So for instance, let’s say that the non-custodial parent did not designate their extended summer possession by April 1st. They are going to default to July 1st, to July 31st, so then the custodial parent decides, well, I want to pick a weekend in June then. So what weekend can they choose? They can choose the first or the third weekend. Typically, that’s what they would get to pick. They cannot do that this June and I’ll tell you why they can’t do that here. So if it were say August, they would be able to pick the first or the third weekend of that month and steal that away from the non-custodial parent. So why will they not be able to do it this weekend? Well, that depends on who’s the custodial parent and who is the non-custodial parent, because it is Father’s Day weekend and fathers are always going to get Father’s Day weekend.
So if the non-custodial parent is the father, then no problem, they get this weekend anyway. So they’re not only going to get this weekend normally cause it’s the third Friday, but they also get it because it’s Father’s Day, no issue. But if the non-custodial parent is the mother then that’s bad news for you, mom, non-custodial parent because the father is actually going to get this weekend. So this would turn to blue and it would be the custodial parent’s weekend. All right.
Things to note, weekends continue throughout the summer, first third, and fifth weekends. Other things to note, the Thursdays or weekday possessions disappear because we know from my prior videos, that those are only during the school term.

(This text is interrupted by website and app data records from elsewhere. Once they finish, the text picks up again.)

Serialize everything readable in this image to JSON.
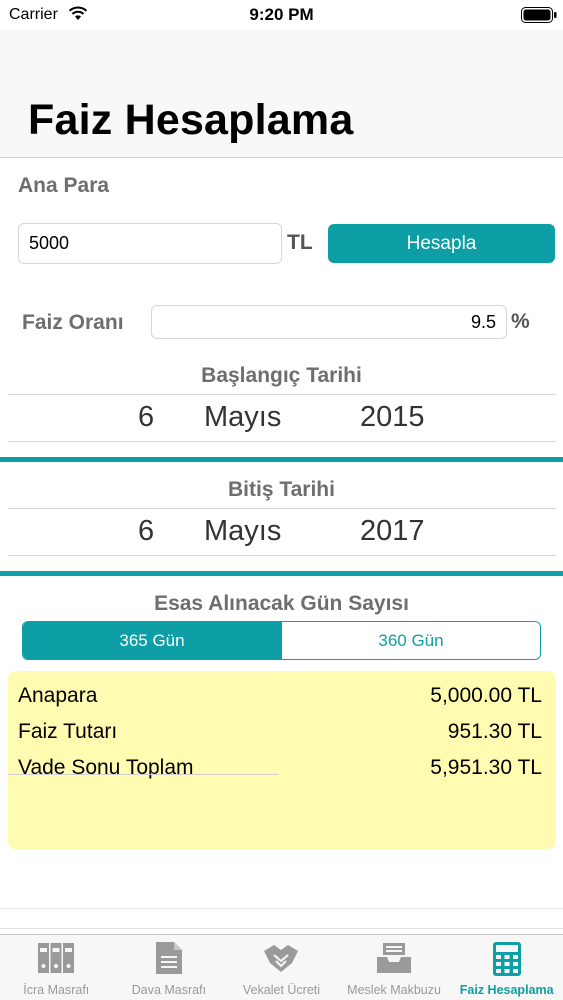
{
  "status_bar": {
    "carrier": "Carrier",
    "time": "9:20 PM"
  },
  "header": {
    "title": "Faiz Hesaplama"
  },
  "principal": {
    "label": "Ana Para",
    "value": "5000",
    "currency": "TL",
    "calculate_button": "Hesapla"
  },
  "rate": {
    "label": "Faiz Oranı",
    "value": "9.5",
    "unit": "%"
  },
  "start_date": {
    "heading": "Başlangıç Tarihi",
    "day": "6",
    "month": "Mayıs",
    "year": "2015"
  },
  "end_date": {
    "heading": "Bitiş Tarihi",
    "day": "6",
    "month": "Mayıs",
    "year": "2017"
  },
  "day_basis": {
    "heading": "Esas Alınacak Gün Sayısı",
    "options": [
      "365 Gün",
      "360 Gün"
    ],
    "selected": "365 Gün"
  },
  "results": [
    {
      "label": "Anapara",
      "value": "5,000.00 TL"
    },
    {
      "label": "Faiz Tutarı",
      "value": "951.30 TL"
    },
    {
      "label": "Vade Sonu Toplam",
      "value": "5,951.30 TL"
    }
  ],
  "tabs": [
    {
      "label": "İcra Masrafı",
      "icon": "binders-icon"
    },
    {
      "label": "Dava Masrafı",
      "icon": "document-icon"
    },
    {
      "label": "Vekalet Ücreti",
      "icon": "handshake-icon"
    },
    {
      "label": "Meslek Makbuzu",
      "icon": "inbox-tray-icon"
    },
    {
      "label": "Faiz Hesaplama",
      "icon": "calculator-icon",
      "active": true
    }
  ],
  "colors": {
    "accent": "#0e9ea5",
    "results_bg": "#fffbb0",
    "label_gray": "#6e6e6e"
  }
}
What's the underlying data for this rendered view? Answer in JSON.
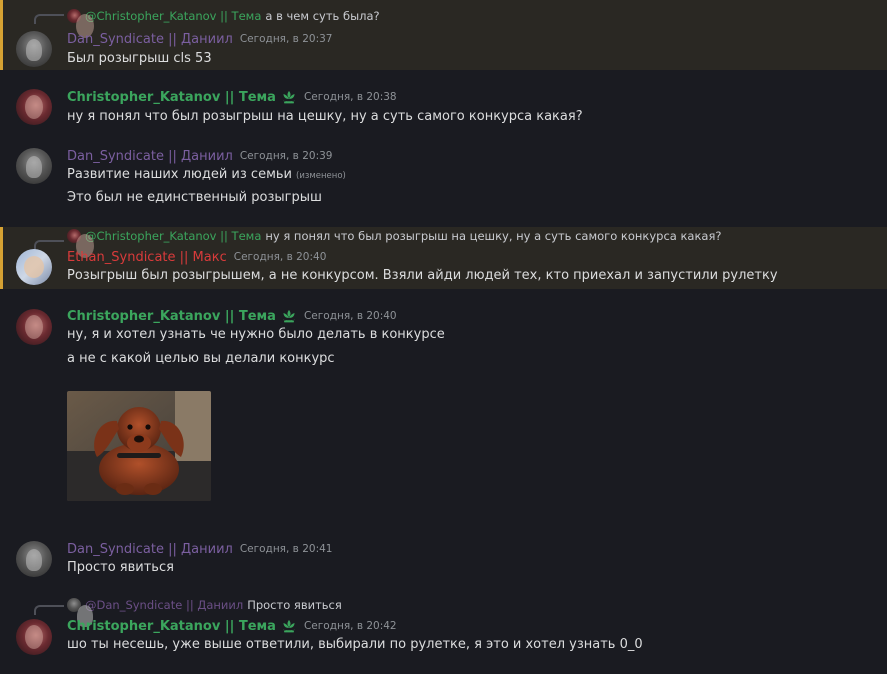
{
  "messages": [
    {
      "reply_to": {
        "author": "@Christopher_Katanov || Тема",
        "text": "а в чем суть была?"
      },
      "author": "Dan_Syndicate || Даниил",
      "time": "Сегодня, в 20:37",
      "lines": [
        "Был розыгрыш cls 53"
      ],
      "highlighted": true
    },
    {
      "author": "Christopher_Katanov || Тема",
      "time": "Сегодня, в 20:38",
      "lines": [
        "ну я понял что был розыгрыш на цешку, ну а суть самого конкурса какая?"
      ]
    },
    {
      "author": "Dan_Syndicate || Даниил",
      "time": "Сегодня, в 20:39",
      "lines": [
        "Развитие наших людей из семьи",
        "Это был не единственный розыгрыш"
      ],
      "edited_label": "(изменено)"
    },
    {
      "reply_to": {
        "author": "@Christopher_Katanov || Тема",
        "text": "ну я понял что был розыгрыш на цешку, ну а суть самого конкурса какая?"
      },
      "author": "Ethan_Syndicate || Макс",
      "time": "Сегодня, в 20:40",
      "lines": [
        "Розыгрыш был розыгрышем, а не конкурсом. Взяли айди людей тех, кто приехал и запустили рулетку"
      ],
      "highlighted": true
    },
    {
      "author": "Christopher_Katanov || Тема",
      "time": "Сегодня, в 20:40",
      "lines": [
        "ну, я и хотел узнать че нужно было делать в конкурсе",
        "а не с какой целью вы делали конкурс"
      ],
      "attachment": "dachshund-photo"
    },
    {
      "author": "Dan_Syndicate || Даниил",
      "time": "Сегодня, в 20:41",
      "lines": [
        "Просто явиться"
      ]
    },
    {
      "reply_to": {
        "author": "@Dan_Syndicate || Даниил",
        "text": "Просто явиться"
      },
      "author": "Christopher_Katanov || Тема",
      "time": "Сегодня, в 20:42",
      "lines": [
        "шо ты несешь, уже выше ответили, выбирали по рулетке, я это и хотел узнать 0_0"
      ]
    }
  ],
  "colors": {
    "background": "#1a1b21",
    "highlight_bg": "#2a2823",
    "highlight_bar": "#d6a233",
    "dan_name": "#7b5fa0",
    "chris_name": "#3ba55d",
    "ethan_name": "#d93b3b",
    "text": "#dcddde",
    "timestamp": "#8e9297"
  },
  "icons": {
    "role_icon": "lotus-badge-icon"
  }
}
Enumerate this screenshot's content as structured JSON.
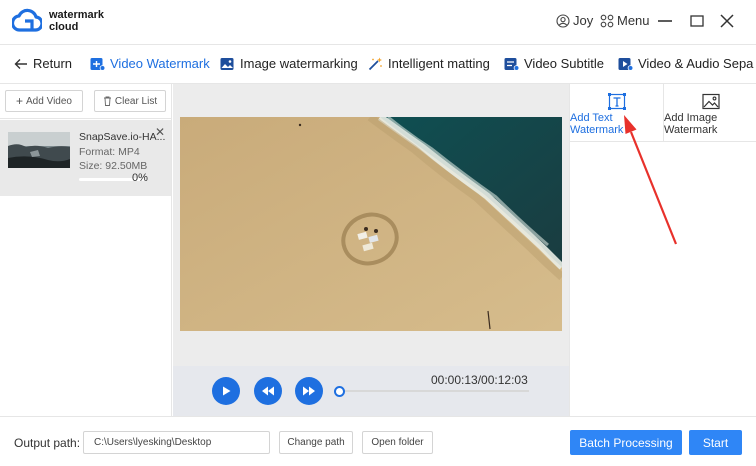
{
  "colors": {
    "accent": "#1e6fe0",
    "primary_button": "#2f86f6",
    "annotation_arrow": "#e8312b"
  },
  "titlebar": {
    "brand_line1": "watermark",
    "brand_line2": "cloud",
    "user_label": "Joy",
    "menu_label": "Menu",
    "icons": [
      "cloud-logo-icon",
      "user-icon",
      "menu-grid-icon",
      "minimize-icon",
      "maximize-icon",
      "close-icon"
    ]
  },
  "nav": {
    "return_label": "Return",
    "tabs": [
      {
        "label": "Video Watermark",
        "active": true,
        "icon": "video-watermark-icon"
      },
      {
        "label": "Image watermarking",
        "icon": "image-icon"
      },
      {
        "label": "Intelligent matting",
        "icon": "magic-wand-icon"
      },
      {
        "label": "Video Subtitle",
        "icon": "video-subtitle-icon"
      },
      {
        "label": "Video & Audio Sepa",
        "icon": "video-audio-icon"
      }
    ]
  },
  "filelist": {
    "add_video_label": "Add Video",
    "clear_list_label": "Clear List",
    "items": [
      {
        "name": "SnapSave.io-HA...",
        "format": "Format:  MP4",
        "size": "Size:  92.50MB",
        "progress_label": "0%",
        "progress": 0
      }
    ]
  },
  "player": {
    "timecode": "00:00:13/00:12:03",
    "seek_position": 0.01
  },
  "watermark_options": {
    "text_label": "Add Text Watermark",
    "image_label": "Add Image Watermark"
  },
  "bottombar": {
    "output_label": "Output path:",
    "output_path": "C:\\Users\\lyesking\\Desktop",
    "change_path_label": "Change path",
    "open_folder_label": "Open folder",
    "batch_label": "Batch Processing",
    "start_label": "Start"
  }
}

Also, holidays overwrite any of these provisions. Father’s Day will be considered a holiday and it’s going to overwrite in certain scenarios who gets the child. For instance, if mom is the non-custodial parent, dad is going to get that weekend because it is Father’s Day.
So there you go. That is the month of June. I hope by now, if you are looking at the April video, the May video, my Q and A video, and now this video, that you are slowly but surely starting to put together how the summer possession order works. As always if you need to, you can email me at email@example.com or you can call 214-643-8904 , or you can just go to my website www.divorcesimplified.law and put in your question on the chat feature. And in the near future, maybe I will put together another Q and A video with your questions. So until next month, July, have a great beginning to your summer.
I was born in Dallas and spent the majority of my life here. I moved to Denver in the middle of the first grade and moved back to Plano in the middle of the eleventh grade. I graduated from Plano Senior High in 1984 and then attended Richland College and the University of North Texas where a received a Bachelor of Business Administration. From there I attended the Texas Tech University School of Law and was licensed to practice law in May of 1993.